==== Material provided ====

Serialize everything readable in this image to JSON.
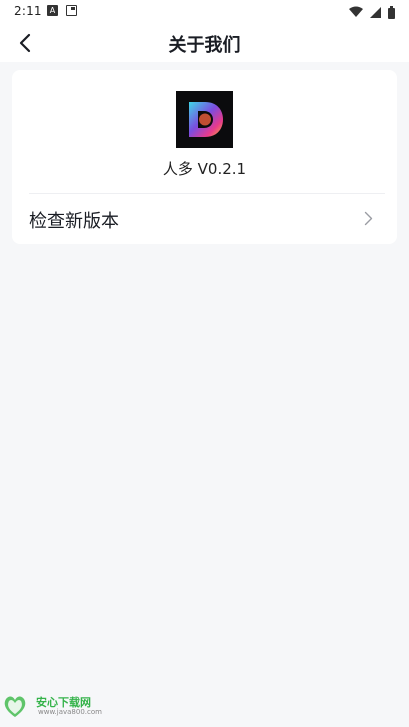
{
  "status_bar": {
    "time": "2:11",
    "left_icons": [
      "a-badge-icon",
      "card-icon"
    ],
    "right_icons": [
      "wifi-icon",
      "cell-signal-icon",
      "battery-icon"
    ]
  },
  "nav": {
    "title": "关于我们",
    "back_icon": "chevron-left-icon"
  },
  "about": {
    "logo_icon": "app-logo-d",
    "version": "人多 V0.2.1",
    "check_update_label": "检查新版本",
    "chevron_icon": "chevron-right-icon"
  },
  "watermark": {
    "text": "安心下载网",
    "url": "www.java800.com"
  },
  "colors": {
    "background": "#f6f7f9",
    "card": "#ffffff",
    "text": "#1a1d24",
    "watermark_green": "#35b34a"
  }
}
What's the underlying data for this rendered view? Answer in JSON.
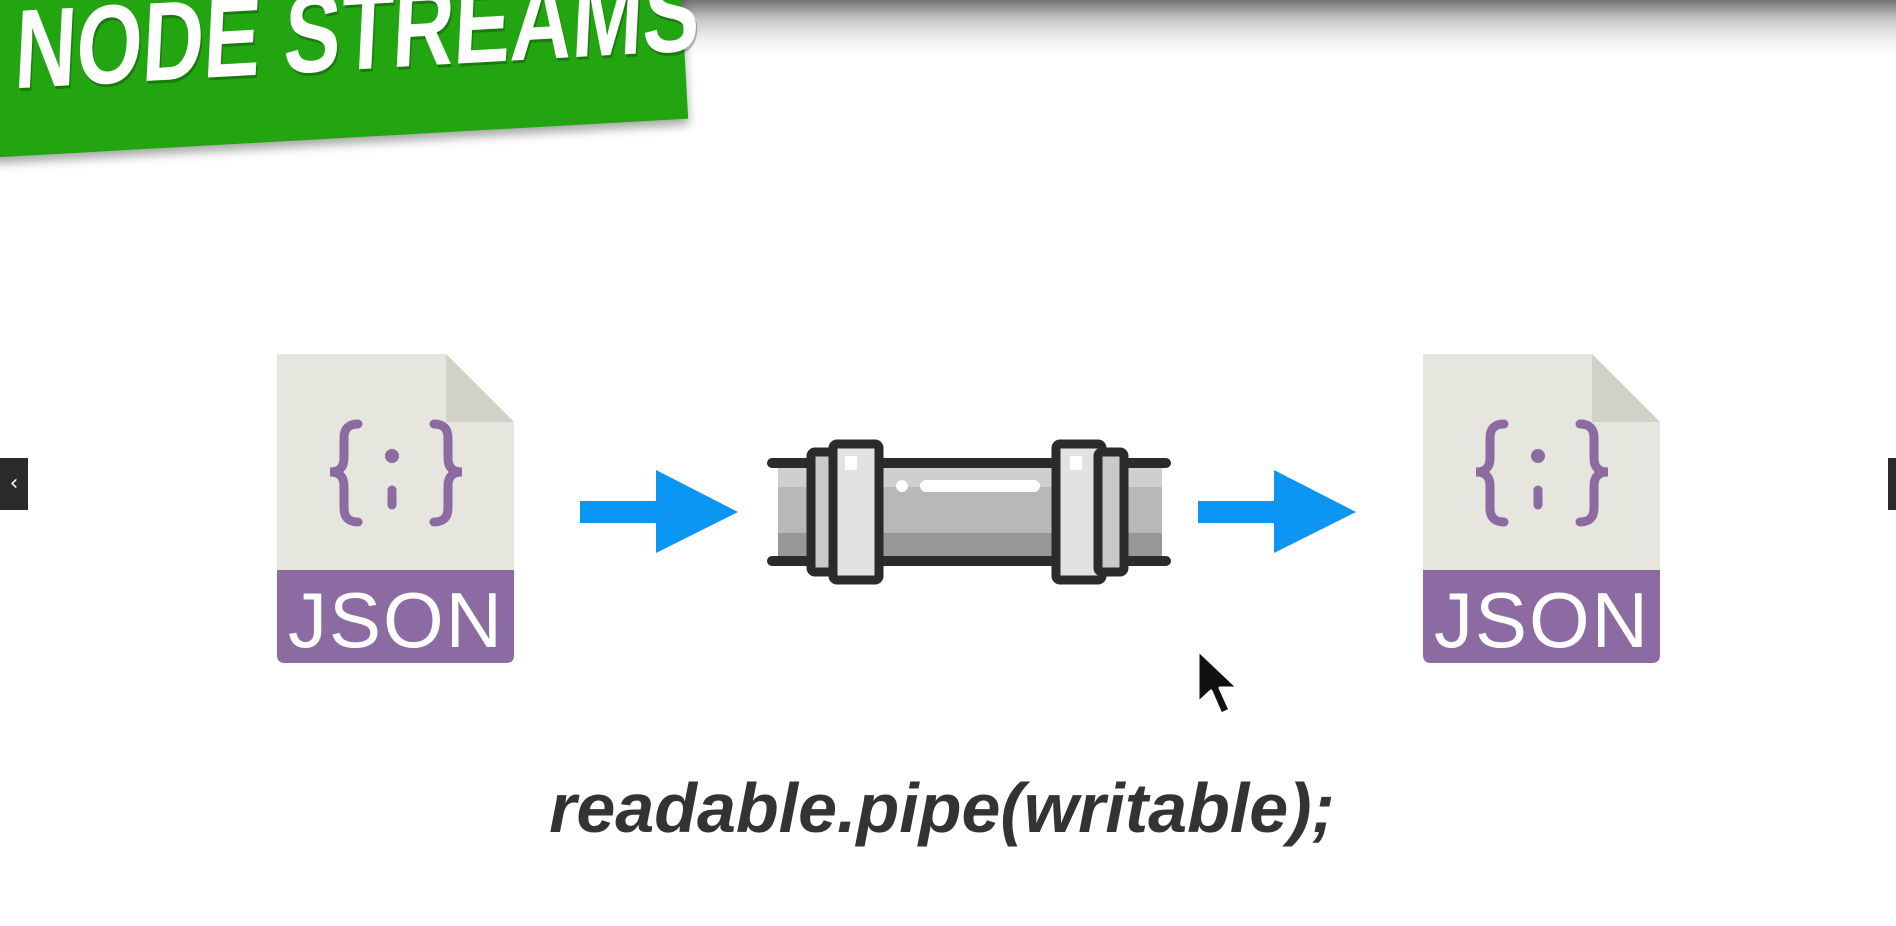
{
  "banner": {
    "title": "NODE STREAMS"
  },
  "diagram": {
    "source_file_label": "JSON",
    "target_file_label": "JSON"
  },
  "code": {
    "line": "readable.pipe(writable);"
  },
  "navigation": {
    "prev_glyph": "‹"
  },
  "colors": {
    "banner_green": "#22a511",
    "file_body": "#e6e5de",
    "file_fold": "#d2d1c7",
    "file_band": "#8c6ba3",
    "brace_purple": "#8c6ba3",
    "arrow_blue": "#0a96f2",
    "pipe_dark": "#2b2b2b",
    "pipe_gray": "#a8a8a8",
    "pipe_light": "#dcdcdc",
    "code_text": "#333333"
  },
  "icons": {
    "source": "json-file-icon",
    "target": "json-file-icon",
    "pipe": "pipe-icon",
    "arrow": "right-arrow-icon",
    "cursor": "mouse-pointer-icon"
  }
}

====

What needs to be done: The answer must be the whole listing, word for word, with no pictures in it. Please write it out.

Solved exercise:
Serialize everything readable in this image to JSON.
{
  "status_bar": {
    "time": "2:11",
    "left_icons": [
      "a-badge-icon",
      "card-icon"
    ],
    "right_icons": [
      "wifi-icon",
      "cell-signal-icon",
      "battery-icon"
    ]
  },
  "nav": {
    "title": "关于我们",
    "back_icon": "chevron-left-icon"
  },
  "about": {
    "logo_icon": "app-logo-d",
    "version": "人多 V0.2.1",
    "check_update_label": "检查新版本",
    "chevron_icon": "chevron-right-icon"
  },
  "watermark": {
    "text": "安心下载网",
    "url": "www.java800.com"
  },
  "colors": {
    "background": "#f6f7f9",
    "card": "#ffffff",
    "text": "#1a1d24",
    "watermark_green": "#35b34a"
  }
}
What's the underlying data for this rendered view? Answer in JSON.
{
  "banner": {
    "title": "NODE STREAMS"
  },
  "diagram": {
    "source_file_label": "JSON",
    "target_file_label": "JSON"
  },
  "code": {
    "line": "readable.pipe(writable);"
  },
  "navigation": {
    "prev_glyph": "‹"
  },
  "colors": {
    "banner_green": "#22a511",
    "file_body": "#e6e5de",
    "file_fold": "#d2d1c7",
    "file_band": "#8c6ba3",
    "brace_purple": "#8c6ba3",
    "arrow_blue": "#0a96f2",
    "pipe_dark": "#2b2b2b",
    "pipe_gray": "#a8a8a8",
    "pipe_light": "#dcdcdc",
    "code_text": "#333333"
  },
  "icons": {
    "source": "json-file-icon",
    "target": "json-file-icon",
    "pipe": "pipe-icon",
    "arrow": "right-arrow-icon",
    "cursor": "mouse-pointer-icon"
  }
}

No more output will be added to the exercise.